- _Supplied records_

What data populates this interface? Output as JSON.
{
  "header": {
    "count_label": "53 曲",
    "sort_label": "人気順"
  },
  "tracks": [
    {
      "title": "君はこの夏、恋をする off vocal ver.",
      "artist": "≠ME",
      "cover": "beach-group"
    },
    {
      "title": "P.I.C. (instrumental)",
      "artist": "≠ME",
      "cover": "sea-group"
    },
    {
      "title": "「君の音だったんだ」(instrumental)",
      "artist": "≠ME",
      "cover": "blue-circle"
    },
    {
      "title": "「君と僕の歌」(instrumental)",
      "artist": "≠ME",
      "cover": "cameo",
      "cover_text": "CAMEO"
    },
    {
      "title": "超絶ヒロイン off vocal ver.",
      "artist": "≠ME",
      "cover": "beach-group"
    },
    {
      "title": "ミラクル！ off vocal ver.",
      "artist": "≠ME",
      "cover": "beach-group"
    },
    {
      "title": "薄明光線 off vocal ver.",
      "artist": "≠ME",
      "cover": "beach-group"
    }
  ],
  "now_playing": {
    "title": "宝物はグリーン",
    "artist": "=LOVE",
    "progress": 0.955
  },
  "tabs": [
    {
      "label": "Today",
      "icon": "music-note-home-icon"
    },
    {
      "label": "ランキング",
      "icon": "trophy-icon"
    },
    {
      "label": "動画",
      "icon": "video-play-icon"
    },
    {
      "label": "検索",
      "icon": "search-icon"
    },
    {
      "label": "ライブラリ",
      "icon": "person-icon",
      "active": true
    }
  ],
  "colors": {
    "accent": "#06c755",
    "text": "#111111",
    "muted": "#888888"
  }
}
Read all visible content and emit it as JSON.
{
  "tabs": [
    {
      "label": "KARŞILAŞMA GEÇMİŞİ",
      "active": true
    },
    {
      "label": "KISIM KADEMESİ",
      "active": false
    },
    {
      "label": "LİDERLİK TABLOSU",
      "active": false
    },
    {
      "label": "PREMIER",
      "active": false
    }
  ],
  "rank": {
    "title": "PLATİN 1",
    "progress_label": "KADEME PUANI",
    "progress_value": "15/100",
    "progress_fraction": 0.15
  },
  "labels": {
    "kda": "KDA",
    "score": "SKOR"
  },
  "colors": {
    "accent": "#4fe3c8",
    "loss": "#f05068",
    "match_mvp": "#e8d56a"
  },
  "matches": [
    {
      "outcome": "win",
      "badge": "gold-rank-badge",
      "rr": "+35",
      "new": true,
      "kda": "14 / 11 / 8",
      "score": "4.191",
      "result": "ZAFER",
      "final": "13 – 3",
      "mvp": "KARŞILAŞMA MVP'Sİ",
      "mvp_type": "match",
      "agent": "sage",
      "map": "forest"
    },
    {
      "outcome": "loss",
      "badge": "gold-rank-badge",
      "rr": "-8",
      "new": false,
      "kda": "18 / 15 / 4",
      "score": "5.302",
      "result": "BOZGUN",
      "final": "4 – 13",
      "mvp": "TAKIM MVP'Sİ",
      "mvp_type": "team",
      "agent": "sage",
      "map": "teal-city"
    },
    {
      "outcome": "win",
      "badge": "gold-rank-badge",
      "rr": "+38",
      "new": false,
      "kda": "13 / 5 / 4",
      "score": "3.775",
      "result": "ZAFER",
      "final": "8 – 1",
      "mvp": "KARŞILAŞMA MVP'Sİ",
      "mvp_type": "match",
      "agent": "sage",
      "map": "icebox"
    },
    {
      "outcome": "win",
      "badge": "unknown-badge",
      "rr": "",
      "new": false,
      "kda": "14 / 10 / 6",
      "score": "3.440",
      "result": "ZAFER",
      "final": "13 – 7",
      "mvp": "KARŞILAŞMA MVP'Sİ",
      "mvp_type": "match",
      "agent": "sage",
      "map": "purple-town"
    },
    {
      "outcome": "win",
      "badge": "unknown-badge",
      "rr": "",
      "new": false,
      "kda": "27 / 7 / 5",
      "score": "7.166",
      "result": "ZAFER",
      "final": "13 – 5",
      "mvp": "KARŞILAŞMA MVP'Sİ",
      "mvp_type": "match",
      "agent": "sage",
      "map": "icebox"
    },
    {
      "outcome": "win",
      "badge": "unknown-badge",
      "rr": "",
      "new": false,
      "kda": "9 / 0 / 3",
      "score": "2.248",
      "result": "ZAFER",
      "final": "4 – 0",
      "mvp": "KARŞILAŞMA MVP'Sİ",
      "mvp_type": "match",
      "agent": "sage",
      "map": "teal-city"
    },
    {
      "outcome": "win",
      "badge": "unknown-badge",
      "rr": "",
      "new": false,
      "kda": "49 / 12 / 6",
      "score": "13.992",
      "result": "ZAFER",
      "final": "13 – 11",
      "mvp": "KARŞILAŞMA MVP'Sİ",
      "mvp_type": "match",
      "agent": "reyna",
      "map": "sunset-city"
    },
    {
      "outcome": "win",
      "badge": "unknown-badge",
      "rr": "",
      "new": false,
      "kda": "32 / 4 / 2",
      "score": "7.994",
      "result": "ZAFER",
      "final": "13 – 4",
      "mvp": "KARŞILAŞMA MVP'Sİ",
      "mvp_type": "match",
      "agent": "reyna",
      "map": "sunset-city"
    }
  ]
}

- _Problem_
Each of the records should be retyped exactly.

- _Exercise answer_
What data populates this interface? Output as JSON.
{
  "header": {
    "count_label": "53 曲",
    "sort_label": "人気順"
  },
  "tracks": [
    {
      "title": "君はこの夏、恋をする off vocal ver.",
      "artist": "≠ME",
      "cover": "beach-group"
    },
    {
      "title": "P.I.C. (instrumental)",
      "artist": "≠ME",
      "cover": "sea-group"
    },
    {
      "title": "「君の音だったんだ」(instrumental)",
      "artist": "≠ME",
      "cover": "blue-circle"
    },
    {
      "title": "「君と僕の歌」(instrumental)",
      "artist": "≠ME",
      "cover": "cameo",
      "cover_text": "CAMEO"
    },
    {
      "title": "超絶ヒロイン off vocal ver.",
      "artist": "≠ME",
      "cover": "beach-group"
    },
    {
      "title": "ミラクル！ off vocal ver.",
      "artist": "≠ME",
      "cover": "beach-group"
    },
    {
      "title": "薄明光線 off vocal ver.",
      "artist": "≠ME",
      "cover": "beach-group"
    }
  ],
  "now_playing": {
    "title": "宝物はグリーン",
    "artist": "=LOVE",
    "progress": 0.955
  },
  "tabs": [
    {
      "label": "Today",
      "icon": "music-note-home-icon"
    },
    {
      "label": "ランキング",
      "icon": "trophy-icon"
    },
    {
      "label": "動画",
      "icon": "video-play-icon"
    },
    {
      "label": "検索",
      "icon": "search-icon"
    },
    {
      "label": "ライブラリ",
      "icon": "person-icon",
      "active": true
    }
  ],
  "colors": {
    "accent": "#06c755",
    "text": "#111111",
    "muted": "#888888"
  }
}
Read all visible content and emit it as JSON.
{
  "tabs": [
    {
      "label": "KARŞILAŞMA GEÇMİŞİ",
      "active": true
    },
    {
      "label": "KISIM KADEMESİ",
      "active": false
    },
    {
      "label": "LİDERLİK TABLOSU",
      "active": false
    },
    {
      "label": "PREMIER",
      "active": false
    }
  ],
  "rank": {
    "title": "PLATİN 1",
    "progress_label": "KADEME PUANI",
    "progress_value": "15/100",
    "progress_fraction": 0.15
  },
  "labels": {
    "kda": "KDA",
    "score": "SKOR"
  },
  "colors": {
    "accent": "#4fe3c8",
    "loss": "#f05068",
    "match_mvp": "#e8d56a"
  },
  "matches": [
    {
      "outcome": "win",
      "badge": "gold-rank-badge",
      "rr": "+35",
      "new": true,
      "kda": "14 / 11 / 8",
      "score": "4.191",
      "result": "ZAFER",
      "final": "13 – 3",
      "mvp": "KARŞILAŞMA MVP'Sİ",
      "mvp_type": "match",
      "agent": "sage",
      "map": "forest"
    },
    {
      "outcome": "loss",
      "badge": "gold-rank-badge",
      "rr": "-8",
      "new": false,
      "kda": "18 / 15 / 4",
      "score": "5.302",
      "result": "BOZGUN",
      "final": "4 – 13",
      "mvp": "TAKIM MVP'Sİ",
      "mvp_type": "team",
      "agent": "sage",
      "map": "teal-city"
    },
    {
      "outcome": "win",
      "badge": "gold-rank-badge",
      "rr": "+38",
      "new": false,
      "kda": "13 / 5 / 4",
      "score": "3.775",
      "result": "ZAFER",
      "final": "8 – 1",
      "mvp": "KARŞILAŞMA MVP'Sİ",
      "mvp_type": "match",
      "agent": "sage",
      "map": "icebox"
    },
    {
      "outcome": "win",
      "badge": "unknown-badge",
      "rr": "",
      "new": false,
      "kda": "14 / 10 / 6",
      "score": "3.440",
      "result": "ZAFER",
      "final": "13 – 7",
      "mvp": "KARŞILAŞMA MVP'Sİ",
      "mvp_type": "match",
      "agent": "sage",
      "map": "purple-town"
    },
    {
      "outcome": "win",
      "badge": "unknown-badge",
      "rr": "",
      "new": false,
      "kda": "27 / 7 / 5",
      "score": "7.166",
      "result": "ZAFER",
      "final": "13 – 5",
      "mvp": "KARŞILAŞMA MVP'Sİ",
      "mvp_type": "match",
      "agent": "sage",
      "map": "icebox"
    },
    {
      "outcome": "win",
      "badge": "unknown-badge",
      "rr": "",
      "new": false,
      "kda": "9 / 0 / 3",
      "score": "2.248",
      "result": "ZAFER",
      "final": "4 – 0",
      "mvp": "KARŞILAŞMA MVP'Sİ",
      "mvp_type": "match",
      "agent": "sage",
      "map": "teal-city"
    },
    {
      "outcome": "win",
      "badge": "unknown-badge",
      "rr": "",
      "new": false,
      "kda": "49 / 12 / 6",
      "score": "13.992",
      "result": "ZAFER",
      "final": "13 – 11",
      "mvp": "KARŞILAŞMA MVP'Sİ",
      "mvp_type": "match",
      "agent": "reyna",
      "map": "sunset-city"
    },
    {
      "outcome": "win",
      "badge": "unknown-badge",
      "rr": "",
      "new": false,
      "kda": "32 / 4 / 2",
      "score": "7.994",
      "result": "ZAFER",
      "final": "13 – 4",
      "mvp": "KARŞILAŞMA MVP'Sİ",
      "mvp_type": "match",
      "agent": "reyna",
      "map": "sunset-city"
    }
  ]
}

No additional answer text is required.